The Bing team is also hoping that researchers and academics will use the algorithm to explore other areas of search breakthroughs.
Microsoft has open sourced an AI algorithm that enables its search engine Bing to more quickly deliver more relevant results to users.
The algorithm, called Space Partition Tree And Graph (SPTAG), is one of the most advanced AI tools used by Microsoft to better meet people’s evolving search needs. It allows users to take advantage of the intelligence from deep learning models to search through billions of pieces of information, called vectors, in milliseconds.
The AI algorithm has been released on the Microsoft-owned Github as an open source project. This means the algorithm is now available to download, fork and tweak.
Vector search makes it easier to search by concept rather than keyword. According to Microsoft, it uses vector search for its own Bing search engine, and the technology is helping Bing better understand the intent behind billions of web searches and find the most relevant result among billions of web pages.
“Bing processes billions of documents every day, and the idea now is that we can represent these entries as vectors and search through this giant index of 100 billion-plus vectors to find the most related results in 5 milliseconds,” said Jeffrey Zhu, program manager on Microsoft’s Bing team.
AI tool for better visual, audio search
The Bing team said they expect the open source offering could be used for enterprise or consumer-facing applications to identify a language being spoken based on an audio snippet, or for image-heavy services.
“Even a couple seconds for a search can make an app unusable,” noted Rangan Majumder, group program manager on Microsoft’s Bing search and AI team.
The team is also hoping that researchers and academics will use the algorithm to explore other areas of search breakthroughs.
“We’ve only started to explore what’s really possible around vector search at this depth,” he said.

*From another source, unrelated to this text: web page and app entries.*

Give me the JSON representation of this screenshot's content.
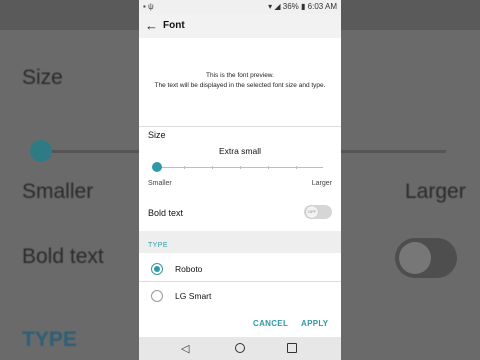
{
  "background": {
    "size_label": "Size",
    "smaller_label": "Smaller",
    "larger_label": "Larger",
    "bold_label": "Bold text",
    "toggle_text": "OFF",
    "type_label": "TYPE"
  },
  "status_bar": {
    "battery": "36%",
    "time": "6:03 AM"
  },
  "app_bar": {
    "title": "Font"
  },
  "preview": {
    "line1": "This is the font preview.",
    "line2": "The text will be displayed in the selected font size and type."
  },
  "size": {
    "label": "Size",
    "value": "Extra small",
    "min_label": "Smaller",
    "max_label": "Larger",
    "selected_step": 0,
    "steps": 7
  },
  "bold_text": {
    "label": "Bold text",
    "state": "OFF"
  },
  "type": {
    "header": "TYPE",
    "options": [
      {
        "label": "Roboto",
        "selected": true
      },
      {
        "label": "LG Smart",
        "selected": false
      }
    ]
  },
  "actions": {
    "cancel": "CANCEL",
    "apply": "APPLY"
  },
  "colors": {
    "accent": "#2e9aa8"
  }
}
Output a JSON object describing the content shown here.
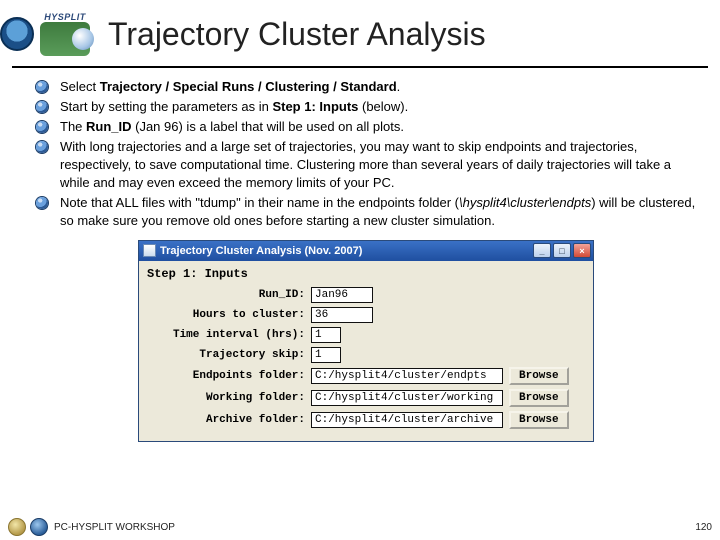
{
  "header": {
    "product_label": "HYSPLIT",
    "title": "Trajectory Cluster Analysis"
  },
  "bullets": [
    {
      "segments": [
        {
          "t": "Select ",
          "b": false
        },
        {
          "t": "Trajectory / Special Runs / Clustering / Standard",
          "b": true
        },
        {
          "t": ".",
          "b": false
        }
      ]
    },
    {
      "segments": [
        {
          "t": "Start by setting the parameters as in ",
          "b": false
        },
        {
          "t": "Step 1: Inputs",
          "b": true
        },
        {
          "t": " (below).",
          "b": false
        }
      ]
    },
    {
      "segments": [
        {
          "t": "The ",
          "b": false
        },
        {
          "t": "Run_ID",
          "b": true
        },
        {
          "t": " (Jan 96) is a label that will be used on all plots.",
          "b": false
        }
      ]
    },
    {
      "segments": [
        {
          "t": "With long trajectories and a large set of trajectories, you may want to skip endpoints and trajectories, respectively, to save computational time. Clustering more than several years of daily trajectories will take a while and may even exceed the memory limits of your PC.",
          "b": false
        }
      ]
    },
    {
      "segments": [
        {
          "t": "Note that ALL files with \"tdump\" in their name in the endpoints folder (",
          "b": false
        },
        {
          "t": "\\hysplit4\\cluster\\endpts",
          "i": true
        },
        {
          "t": ") will be clustered, so make sure you remove old ones before starting a new cluster simulation.",
          "b": false
        }
      ]
    }
  ],
  "dialog": {
    "title": "Trajectory Cluster Analysis (Nov. 2007)",
    "step_label": "Step 1: Inputs",
    "browse_label": "Browse",
    "fields": {
      "run_id": {
        "label": "Run_ID:",
        "value": "Jan96"
      },
      "hours": {
        "label": "Hours to cluster:",
        "value": "36"
      },
      "interval": {
        "label": "Time interval (hrs):",
        "value": "1"
      },
      "skip": {
        "label": "Trajectory skip:",
        "value": "1"
      },
      "endpts": {
        "label": "Endpoints folder:",
        "value": "C:/hysplit4/cluster/endpts"
      },
      "working": {
        "label": "Working folder:",
        "value": "C:/hysplit4/cluster/working"
      },
      "archive": {
        "label": "Archive folder:",
        "value": "C:/hysplit4/cluster/archive"
      }
    }
  },
  "footer": {
    "workshop": "PC-HYSPLIT WORKSHOP",
    "page": "120"
  }
}
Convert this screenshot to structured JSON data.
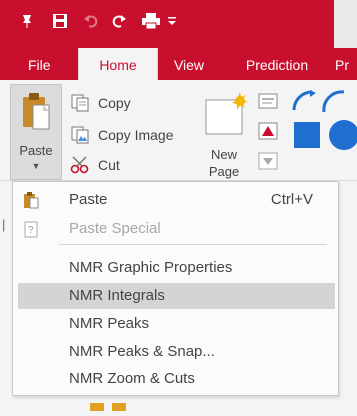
{
  "colors": {
    "brand": "#c8102e",
    "highlight": "#d4d4d4"
  },
  "quick_access": {
    "icons": [
      "pin-icon",
      "save-icon",
      "undo-icon",
      "redo-icon",
      "print-icon",
      "customize-icon"
    ]
  },
  "tabs": [
    {
      "label": "File",
      "active": false
    },
    {
      "label": "Home",
      "active": true
    },
    {
      "label": "View",
      "active": false
    },
    {
      "label": "Prediction",
      "active": false
    },
    {
      "label": "Pr",
      "active": false
    }
  ],
  "ribbon": {
    "paste_label": "Paste",
    "copy_label": "Copy",
    "copy_image_label": "Copy Image",
    "cut_label": "Cut",
    "new_page_line1": "New",
    "new_page_line2": "Page"
  },
  "paste_menu": {
    "items": [
      {
        "label": "Paste",
        "shortcut": "Ctrl+V",
        "disabled": false
      },
      {
        "label": "Paste Special",
        "shortcut": "",
        "disabled": true
      },
      {
        "label": "NMR Graphic Properties",
        "shortcut": "",
        "disabled": false
      },
      {
        "label": "NMR Integrals",
        "shortcut": "",
        "disabled": false,
        "highlighted": true
      },
      {
        "label": "NMR Peaks",
        "shortcut": "",
        "disabled": false
      },
      {
        "label": "NMR Peaks & Snap...",
        "shortcut": "",
        "disabled": false
      },
      {
        "label": "NMR Zoom & Cuts",
        "shortcut": "",
        "disabled": false
      }
    ]
  }
}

On Wednesday, the company also released user example techniques and an accompanying video for the AI tool via Microsoft’s AI lab.